▸ REQUIRED ACTION: Each record must be written out again exactly. Skip any picture it contains.

+===+

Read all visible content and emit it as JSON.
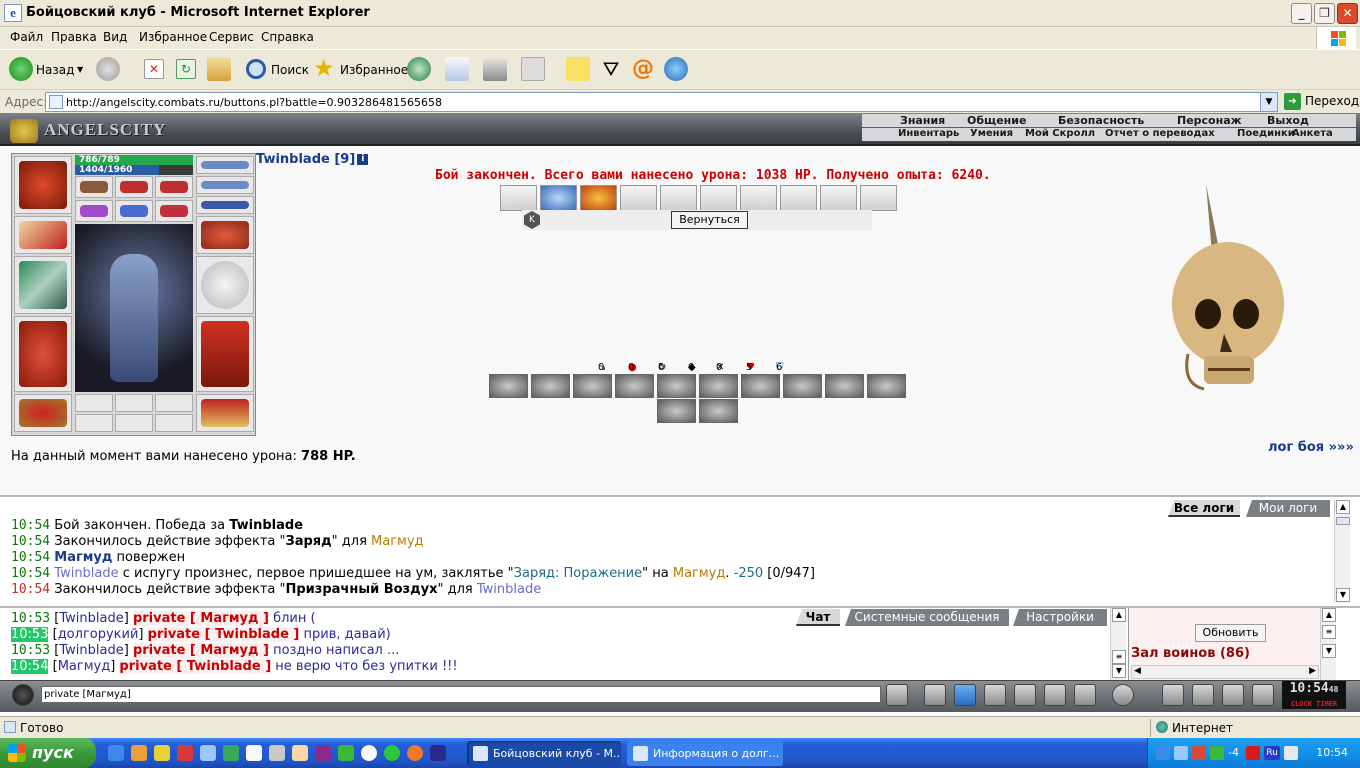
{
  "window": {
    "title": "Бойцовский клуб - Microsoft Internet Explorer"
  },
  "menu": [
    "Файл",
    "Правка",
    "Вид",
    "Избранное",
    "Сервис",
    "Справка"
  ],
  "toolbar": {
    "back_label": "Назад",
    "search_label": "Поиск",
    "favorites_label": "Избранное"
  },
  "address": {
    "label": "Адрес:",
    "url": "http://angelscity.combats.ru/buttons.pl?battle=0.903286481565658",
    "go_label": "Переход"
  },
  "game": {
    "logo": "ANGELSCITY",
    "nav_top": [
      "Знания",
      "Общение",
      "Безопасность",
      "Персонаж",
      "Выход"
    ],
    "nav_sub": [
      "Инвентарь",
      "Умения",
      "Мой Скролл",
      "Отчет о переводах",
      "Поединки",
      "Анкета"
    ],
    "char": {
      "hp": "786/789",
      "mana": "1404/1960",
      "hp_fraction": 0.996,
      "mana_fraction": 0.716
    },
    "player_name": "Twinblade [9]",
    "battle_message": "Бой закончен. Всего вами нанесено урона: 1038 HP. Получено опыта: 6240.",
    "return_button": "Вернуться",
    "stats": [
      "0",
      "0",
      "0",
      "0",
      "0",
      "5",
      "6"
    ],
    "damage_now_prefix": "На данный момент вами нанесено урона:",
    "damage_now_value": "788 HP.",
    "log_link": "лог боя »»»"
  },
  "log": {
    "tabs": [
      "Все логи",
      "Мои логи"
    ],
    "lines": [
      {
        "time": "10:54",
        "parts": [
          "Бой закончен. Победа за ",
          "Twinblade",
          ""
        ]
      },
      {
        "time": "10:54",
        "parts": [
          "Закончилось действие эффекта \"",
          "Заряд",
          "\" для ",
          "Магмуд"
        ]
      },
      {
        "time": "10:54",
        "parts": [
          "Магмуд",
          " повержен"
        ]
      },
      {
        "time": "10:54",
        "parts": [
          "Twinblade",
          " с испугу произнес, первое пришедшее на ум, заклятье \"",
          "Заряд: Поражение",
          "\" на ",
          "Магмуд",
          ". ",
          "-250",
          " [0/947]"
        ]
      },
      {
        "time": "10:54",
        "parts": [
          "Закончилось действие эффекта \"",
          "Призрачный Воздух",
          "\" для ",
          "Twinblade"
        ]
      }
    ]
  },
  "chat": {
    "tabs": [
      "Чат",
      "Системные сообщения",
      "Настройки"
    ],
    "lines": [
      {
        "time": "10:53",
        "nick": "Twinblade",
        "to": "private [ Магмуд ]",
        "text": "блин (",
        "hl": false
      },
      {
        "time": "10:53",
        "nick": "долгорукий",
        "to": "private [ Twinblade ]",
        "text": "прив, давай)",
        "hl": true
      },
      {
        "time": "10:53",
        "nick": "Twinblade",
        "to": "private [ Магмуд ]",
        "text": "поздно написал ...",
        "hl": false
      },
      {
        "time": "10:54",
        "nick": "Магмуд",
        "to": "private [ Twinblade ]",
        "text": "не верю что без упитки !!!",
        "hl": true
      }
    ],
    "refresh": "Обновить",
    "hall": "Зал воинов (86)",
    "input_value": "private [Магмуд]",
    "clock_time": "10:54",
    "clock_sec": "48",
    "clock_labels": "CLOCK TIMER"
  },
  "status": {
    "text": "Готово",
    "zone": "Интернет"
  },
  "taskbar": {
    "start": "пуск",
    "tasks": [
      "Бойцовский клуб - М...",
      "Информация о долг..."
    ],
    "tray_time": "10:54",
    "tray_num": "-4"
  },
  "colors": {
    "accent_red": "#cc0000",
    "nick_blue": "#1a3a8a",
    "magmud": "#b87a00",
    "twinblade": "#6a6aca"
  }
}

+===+

▸ SOLUTION TO THIS EXERCISE:
Read all visible content and emit it as JSON.
{
  "window": {
    "title": "Бойцовский клуб - Microsoft Internet Explorer"
  },
  "menu": [
    "Файл",
    "Правка",
    "Вид",
    "Избранное",
    "Сервис",
    "Справка"
  ],
  "toolbar": {
    "back_label": "Назад",
    "search_label": "Поиск",
    "favorites_label": "Избранное"
  },
  "address": {
    "label": "Адрес:",
    "url": "http://angelscity.combats.ru/buttons.pl?battle=0.903286481565658",
    "go_label": "Переход"
  },
  "game": {
    "logo": "ANGELSCITY",
    "nav_top": [
      "Знания",
      "Общение",
      "Безопасность",
      "Персонаж",
      "Выход"
    ],
    "nav_sub": [
      "Инвентарь",
      "Умения",
      "Мой Скролл",
      "Отчет о переводах",
      "Поединки",
      "Анкета"
    ],
    "char": {
      "hp": "786/789",
      "mana": "1404/1960",
      "hp_fraction": 0.996,
      "mana_fraction": 0.716
    },
    "player_name": "Twinblade [9]",
    "battle_message": "Бой закончен. Всего вами нанесено урона: 1038 HP. Получено опыта: 6240.",
    "return_button": "Вернуться",
    "stats": [
      "0",
      "0",
      "0",
      "0",
      "0",
      "5",
      "6"
    ],
    "damage_now_prefix": "На данный момент вами нанесено урона:",
    "damage_now_value": "788 HP.",
    "log_link": "лог боя »»»"
  },
  "log": {
    "tabs": [
      "Все логи",
      "Мои логи"
    ],
    "lines": [
      {
        "time": "10:54",
        "parts": [
          "Бой закончен. Победа за ",
          "Twinblade",
          ""
        ]
      },
      {
        "time": "10:54",
        "parts": [
          "Закончилось действие эффекта \"",
          "Заряд",
          "\" для ",
          "Магмуд"
        ]
      },
      {
        "time": "10:54",
        "parts": [
          "Магмуд",
          " повержен"
        ]
      },
      {
        "time": "10:54",
        "parts": [
          "Twinblade",
          " с испугу произнес, первое пришедшее на ум, заклятье \"",
          "Заряд: Поражение",
          "\" на ",
          "Магмуд",
          ". ",
          "-250",
          " [0/947]"
        ]
      },
      {
        "time": "10:54",
        "parts": [
          "Закончилось действие эффекта \"",
          "Призрачный Воздух",
          "\" для ",
          "Twinblade"
        ]
      }
    ]
  },
  "chat": {
    "tabs": [
      "Чат",
      "Системные сообщения",
      "Настройки"
    ],
    "lines": [
      {
        "time": "10:53",
        "nick": "Twinblade",
        "to": "private [ Магмуд ]",
        "text": "блин (",
        "hl": false
      },
      {
        "time": "10:53",
        "nick": "долгорукий",
        "to": "private [ Twinblade ]",
        "text": "прив, давай)",
        "hl": true
      },
      {
        "time": "10:53",
        "nick": "Twinblade",
        "to": "private [ Магмуд ]",
        "text": "поздно написал ...",
        "hl": false
      },
      {
        "time": "10:54",
        "nick": "Магмуд",
        "to": "private [ Twinblade ]",
        "text": "не верю что без упитки !!!",
        "hl": true
      }
    ],
    "refresh": "Обновить",
    "hall": "Зал воинов (86)",
    "input_value": "private [Магмуд]",
    "clock_time": "10:54",
    "clock_sec": "48",
    "clock_labels": "CLOCK TIMER"
  },
  "status": {
    "text": "Готово",
    "zone": "Интернет"
  },
  "taskbar": {
    "start": "пуск",
    "tasks": [
      "Бойцовский клуб - М...",
      "Информация о долг..."
    ],
    "tray_time": "10:54",
    "tray_num": "-4"
  },
  "colors": {
    "accent_red": "#cc0000",
    "nick_blue": "#1a3a8a",
    "magmud": "#b87a00",
    "twinblade": "#6a6aca"
  }
}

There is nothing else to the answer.